In Russia Vladimir Lenin adorned the circus with a status equivalent to theatre, opera and ballet, and the Moscow Circus School was consequently established in 1927. When the State Circus began touring internationally in the 1950s, it elevated originality and skill to a new level of possibility. As a child Marc Chagall witnessed the mastery of itinerant acrobats in village fairs in Russia, and following his move to Paris regularly frequented the circus in order to sketch. Psychologically the circus offered Chagall a way of travelling to new horizons, resulting in the creation of an unearthly pictorial world filled with pathos and enchantment. The circus was a magical spectacle of hidden depths, and part of its fascination for Chagall lay in the disquieting melancholy of its transience. In his unmistakeable, gravity defying paintings Chagall audaciously avoids structure and perspective to create dream-like compositions, deploying an arrangement of flying motifs effortlessly levitating within the picture space. This is particularly well represented in two works from 1950 displayed at Tate, UK - The Dance and the Circusand The Blue Circus - studies for two large murals originally commissioned for the auditorium of Watergate Theatre in London, where the artist’s extraordinary use of luminous colour epitomises the intoxicating energy present at such events.

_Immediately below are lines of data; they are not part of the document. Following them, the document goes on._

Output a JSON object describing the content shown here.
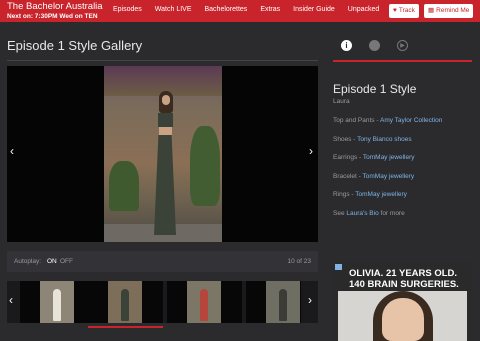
{
  "header": {
    "show_title": "The Bachelor Australia",
    "next_on": "Next on: 7:30PM Wed on TEN",
    "nav": [
      "Episodes",
      "Watch LIVE",
      "Bachelorettes",
      "Extras",
      "Insider Guide",
      "Unpacked"
    ],
    "track_label": "Track",
    "remind_label": "Remind Me",
    "accent": "#c9242b"
  },
  "gallery": {
    "title": "Episode 1 Style Gallery",
    "prev_arrow": "‹",
    "next_arrow": "›",
    "autoplay_label": "Autoplay:",
    "autoplay_on": "ON",
    "autoplay_off": "OFF",
    "counter": "10 of 23"
  },
  "sidebar": {
    "tabs": [
      "info-icon",
      "dot-icon",
      "play-icon"
    ],
    "title": "Episode 1 Style",
    "subtitle": "Laura",
    "details": [
      {
        "label": "Top and Pants - ",
        "link": "Amy Taylor Collection"
      },
      {
        "label": "Shoes - ",
        "link": "Tony Bianco shoes"
      },
      {
        "label": "Earrings - ",
        "link": "TomMay jewellery"
      },
      {
        "label": "Bracelet - ",
        "link": "TomMay jewellery"
      },
      {
        "label": "Rings - ",
        "link": "TomMay jewellery"
      },
      {
        "label": "See ",
        "link": "Laura's Bio",
        "suffix": " for more"
      }
    ]
  },
  "ad": {
    "headline1": "OLIVIA. 21 YEARS OLD.",
    "headline2": "140 BRAIN SURGERIES."
  }
}
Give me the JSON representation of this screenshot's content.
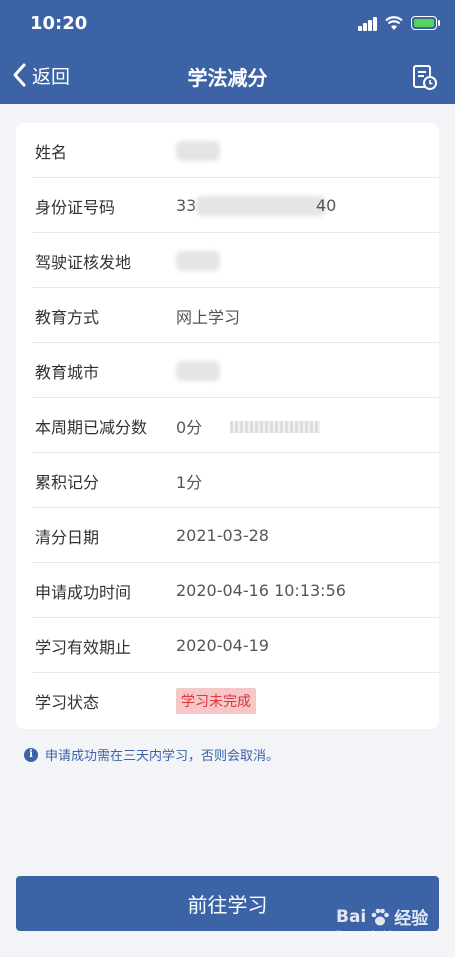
{
  "status_bar": {
    "time": "10:20"
  },
  "nav": {
    "back_label": "返回",
    "title": "学法减分"
  },
  "rows": [
    {
      "label": "姓名",
      "value": ""
    },
    {
      "label": "身份证号码",
      "value": "33",
      "value_end": "40"
    },
    {
      "label": "驾驶证核发地",
      "value": ""
    },
    {
      "label": "教育方式",
      "value": "网上学习"
    },
    {
      "label": "教育城市",
      "value": ""
    },
    {
      "label": "本周期已减分数",
      "value": "0分"
    },
    {
      "label": "累积记分",
      "value": "1分"
    },
    {
      "label": "清分日期",
      "value": "2021-03-28"
    },
    {
      "label": "申请成功时间",
      "value": "2020-04-16 10:13:56"
    },
    {
      "label": "学习有效期止",
      "value": "2020-04-19"
    },
    {
      "label": "学习状态",
      "value": "学习未完成"
    }
  ],
  "notice": "申请成功需在三天内学习，否则会取消。",
  "button": {
    "label": "前往学习"
  },
  "watermark": {
    "text_bai": "Bai",
    "text_jingyan": "经验",
    "sub": "jingyan.baidu.com"
  },
  "colors": {
    "brand": "#3c63a6",
    "status_bg": "#f7c6c6",
    "status_text": "#d9363e"
  }
}
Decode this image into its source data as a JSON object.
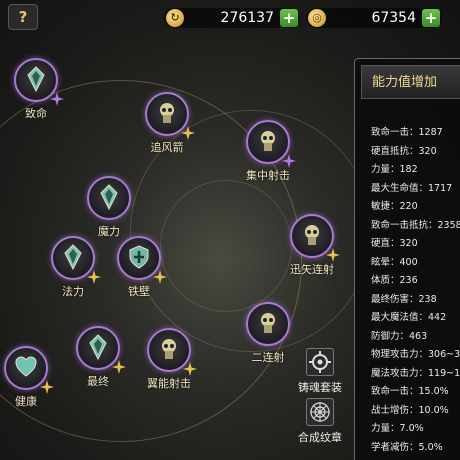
{
  "topbar": {
    "help_label": "?",
    "currency1": {
      "icon": "crystal-currency-icon",
      "value": "276137",
      "add": "+"
    },
    "currency2": {
      "icon": "gold-coin-icon",
      "value": "67354",
      "add": "+"
    }
  },
  "skills": [
    {
      "label": "致命",
      "badge": "purple-star-badge"
    },
    {
      "label": "追风箭",
      "badge": "gold-star-badge"
    },
    {
      "label": "集中射击",
      "badge": "purple-star-badge"
    },
    {
      "label": "魔力",
      "badge": ""
    },
    {
      "label": "迅矢连射",
      "badge": "gold-star-badge"
    },
    {
      "label": "法力",
      "badge": "gold-star-badge"
    },
    {
      "label": "铁壁",
      "badge": "gold-star-badge"
    },
    {
      "label": "二连射",
      "badge": ""
    },
    {
      "label": "最终",
      "badge": "gold-star-badge"
    },
    {
      "label": "翼能射击",
      "badge": "gold-star-badge"
    },
    {
      "label": "健康",
      "badge": "gold-star-badge"
    }
  ],
  "side_buttons": {
    "forge_set": "铸魂套装",
    "compose_emblem": "合成纹章"
  },
  "stats_panel": {
    "title": "能力值增加",
    "rows": [
      "致命一击：1287",
      "硬直抵抗：320",
      "力量：182",
      "最大生命值：1717",
      "敏捷：220",
      "致命一击抵抗：2358",
      "硬直：320",
      "眩晕：400",
      "体质：236",
      "最终伤害：238",
      "最大魔法值：442",
      "防御力：463",
      "物理攻击力：306~3",
      "魔法攻击力：119~11",
      "致命一击：15.0%",
      "战士增伤：10.0%",
      "力量：7.0%",
      "学者减伤：5.0%"
    ]
  },
  "colors": {
    "accent_gold": "#f4d890",
    "orb_border": "#a97ad0",
    "plus_green": "#4ea83a"
  }
}
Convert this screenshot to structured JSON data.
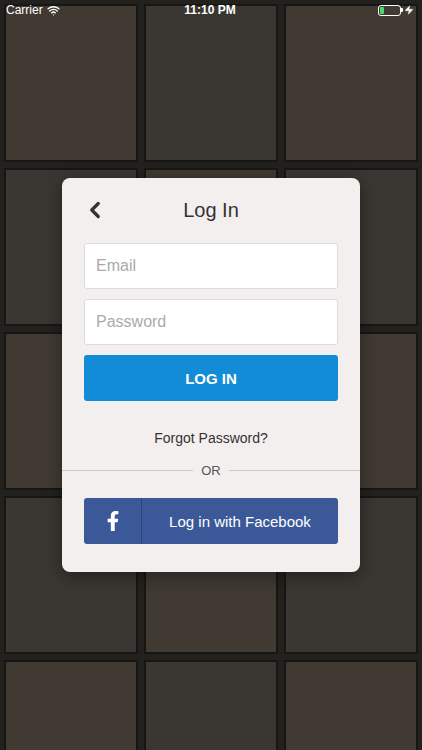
{
  "status_bar": {
    "carrier": "Carrier",
    "time": "11:10 PM",
    "battery": {
      "level": 0.22,
      "charging": true
    }
  },
  "dialog": {
    "title": "Log In",
    "fields": [
      {
        "placeholder": "Email"
      },
      {
        "placeholder": "Password"
      }
    ],
    "login_button": "LOG IN",
    "forgot_link": "Forgot Password?",
    "divider": "OR",
    "facebook_button": "Log in with Facebook"
  }
}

These highlights are only a sample of the plethora of modern masterpieces created utilising the circus as a subject matter. Part of the fascination with this form of entertainment lies in the twentieth-century concept of the ‘other’, and the idea that performers, stripped of their glittering façade had a darker, more mysterious inner life. The existence of the outsider has traditionally held great appeal for artistic endeavour, and the rejection of convention was significant in that the professional boundaries established by modern capitalism were not adhered to. It is therefore understandable that a travelling troupe of similarly minded individuals aligned with their own social structures, and free from the constraints that usually bind society, was a concept the modern artist had great affinity with. The artist similarly often travelled, seeking locations that had the potential to be viewed in terms of a new world far removed from the everyday. This ‘going away’ became the ultimate modern experience, rooted in contemporary assumptions about the avant-garde artists’ role as a discoverer of new modes of expression. In this way the circus became a site for the exotic, and its imagined scenarios created a powerful metaphor for twentieth-century artists, providing the impetus for new ideas to flourish as a result.